The rise of placeforms (marketplace + platform) like oDesk, Work Market, and Elance has shown how this can work with designers, developers and other creatives that most businesses need on a project basis. My sense is that this demonstrates a trend: businesses are discovering what their core is by a process of outsourced elimination.
So one hotel chain may discover that it’s real core strength is marketing and customer service, not building management, so they might totally outsource the management of the physical side of the hotels: engineering, renovation, groundskeeping, etc.
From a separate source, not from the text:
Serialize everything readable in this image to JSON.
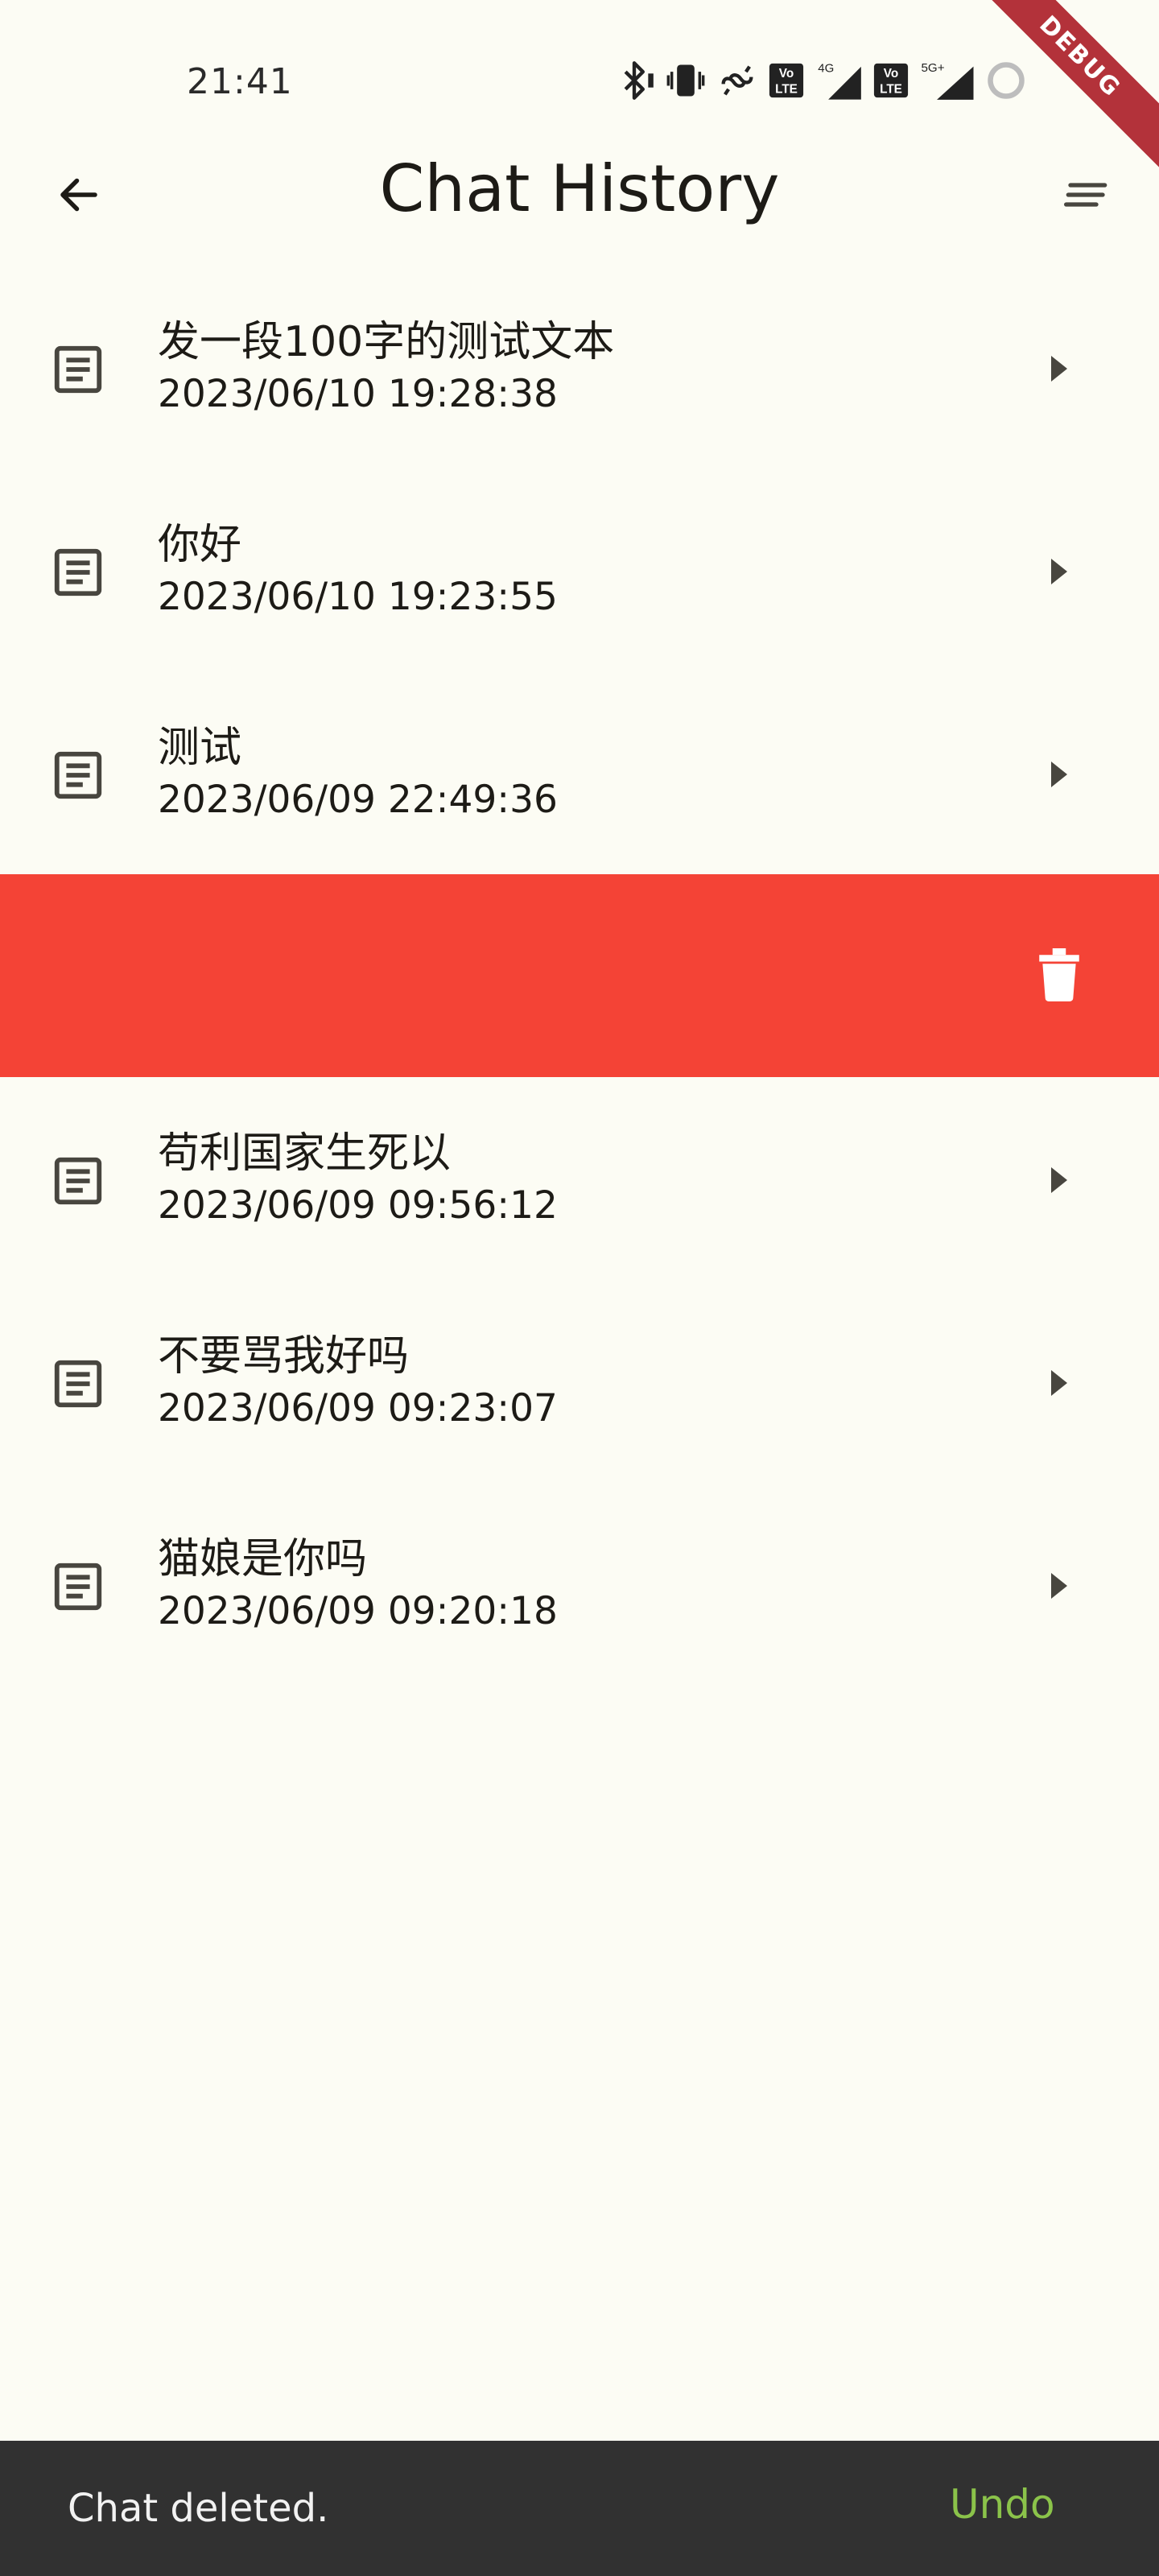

The economic downturn has accelerated this trend, as detailed back in 2009 in this Economist piece, that took a close look at InterContinental Hotels Group, which has sold off most properties to franchisees. Or a consultancy might find their core skills do not include the research side, so they might spin out a network of small research boutiques, skilled in various sectors, who also get work from other sources as well.
The decrease in friction in work because of the low cost and power of modern work technologies is making this more possible, and the decline of long-term employment and the resultant disengagement of workers gives everyone added incentives for these sorts of cooperative ventures. Companies may spin out everything but the one thing that matters, the one thing that defines the company.
I wonder how much, if any, of ISS’ IPO will be directed toward the third wave? Well, if not that money, there’s plenty of cash out there looking to be invested.
 

Sprint luring hotels, supermarkets into the 4G modem business

Hotels, airlines and grocery stores already link everything imaginable to their loyalty card programs. Why not 4G, as well? Sprint wants to make it easy for the hospitality and retail industries to become mini-virtual operators renting and selling mobile data modems to their customers.

Hotel booking app Blink scores $2.5m in funding

Spain’s Blink Booking offers last-minute hotel reservations, so it’s only appropriate that one of the several high-profile names in its funding round is that of Lastminute.com co-founder Brent Hoberman

Ezeep offers new portal to printing in the cloud

We lift the lid on stealth startup Ezeep, which wants to reinvent printing for the mobile generation by using a cloud portal that gives businesses a simple and secure way to let guests carry out one of life’s mundane but necessary tasks

InterContinental uses hotels as incubators and relies on the cloud

InterContinental Hotels Group, the luxury hotel chain, has spent the last five and half years creating a technology platform for its business that helps it span multiple brands, cultures and continents, according to Tom Conophy, EVP and CIO of the hotel company.